Artemis fresco stolen from Pompeii

Last updated 08:54 20/03/2014
Pompeii
Reuters

POMPEII FALLING: A sign, which reads: ''No Entry'', hangs on a perimeter fence in the ancient Roman city Pompeii, which was buried in AD 79 by an eruption of the Vesuvius volcano.

Relevant offers

Travel Troubles

Passenger films flames shooting out of plane engine Tourism exec unhappy about Ebola reports Malaysia Airlines flight turns around Fog envelops Auckland, delays flights Qantas policy leaves passenger out of pocket Dear [insert name], Qantas 'fobs off' complaint Boeing employees are scared to fly their own planes Lufthansa cancels 140 flights in pilots' strike Fog disrupts flights in Christchurch Lufthansa pilots to strike

Thieves detached and stole a section of fresco in the ancient Roman city of Pompeii last week, adding to the degradation of one of the world's outstanding archaeological sites after heavy rain caused sections of wall to collapse.

Officials from Pompeii's archaeology service said the thieves chipped off a 20 cm-wide section of fresco depicting the goddess Artemis from a site known as the House of Neptune and Amphitrite, which is not currently open to the public.

Police said news of the theft, which occurred on March 12, had been withheld so as not to compromise their investigation of the case, which they described as "particularly delicate".

The latest theft occurred two weeks after sections of wall at the site collapsed during heavy rain, prompting new Culture Minister Dario Franceschini to promise to step up maintenance work at the site.

One of Italy's most popular attractions, Pompeii was preserved under ash from a volcanic eruption in 79 AD and rediscovered in the 18th century.
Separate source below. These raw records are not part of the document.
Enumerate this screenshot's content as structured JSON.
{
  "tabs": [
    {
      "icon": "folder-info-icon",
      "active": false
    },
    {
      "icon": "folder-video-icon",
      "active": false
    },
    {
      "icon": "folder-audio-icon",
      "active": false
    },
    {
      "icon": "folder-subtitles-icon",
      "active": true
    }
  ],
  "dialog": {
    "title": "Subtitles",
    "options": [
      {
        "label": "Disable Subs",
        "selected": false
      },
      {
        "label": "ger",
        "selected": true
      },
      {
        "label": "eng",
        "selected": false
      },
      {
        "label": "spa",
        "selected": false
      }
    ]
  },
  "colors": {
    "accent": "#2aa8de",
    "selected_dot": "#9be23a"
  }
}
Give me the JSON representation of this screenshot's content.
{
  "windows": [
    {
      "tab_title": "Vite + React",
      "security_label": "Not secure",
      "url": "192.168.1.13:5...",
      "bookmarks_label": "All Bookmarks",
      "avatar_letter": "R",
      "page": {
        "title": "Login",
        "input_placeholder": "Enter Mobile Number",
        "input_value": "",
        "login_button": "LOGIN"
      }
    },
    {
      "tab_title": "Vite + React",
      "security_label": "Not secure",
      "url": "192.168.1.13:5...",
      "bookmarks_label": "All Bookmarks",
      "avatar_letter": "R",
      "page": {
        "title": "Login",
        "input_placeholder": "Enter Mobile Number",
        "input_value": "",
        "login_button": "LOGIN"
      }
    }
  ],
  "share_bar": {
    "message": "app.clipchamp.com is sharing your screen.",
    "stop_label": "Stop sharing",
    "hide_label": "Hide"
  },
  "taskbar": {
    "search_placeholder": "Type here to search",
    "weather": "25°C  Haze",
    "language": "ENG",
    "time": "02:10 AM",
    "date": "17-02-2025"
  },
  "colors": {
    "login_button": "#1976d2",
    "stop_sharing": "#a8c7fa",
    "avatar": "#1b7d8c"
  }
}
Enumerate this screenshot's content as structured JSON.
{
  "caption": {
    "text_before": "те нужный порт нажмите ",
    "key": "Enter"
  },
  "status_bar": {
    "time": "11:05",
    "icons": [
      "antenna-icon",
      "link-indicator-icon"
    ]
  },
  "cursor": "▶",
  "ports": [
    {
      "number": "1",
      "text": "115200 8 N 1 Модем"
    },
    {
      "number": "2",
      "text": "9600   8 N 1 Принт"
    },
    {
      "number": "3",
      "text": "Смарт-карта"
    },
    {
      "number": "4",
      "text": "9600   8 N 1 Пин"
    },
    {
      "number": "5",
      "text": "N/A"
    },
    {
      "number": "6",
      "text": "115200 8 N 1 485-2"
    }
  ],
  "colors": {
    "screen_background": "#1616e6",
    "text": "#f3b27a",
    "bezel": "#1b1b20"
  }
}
It has become a symbol for decades of mismanagement of Italy's cultural sites after a series of collapses that have brought an international outcry.

Ad Feedback

- Reuters

Special offers

Featured Promotions

Sponsored Content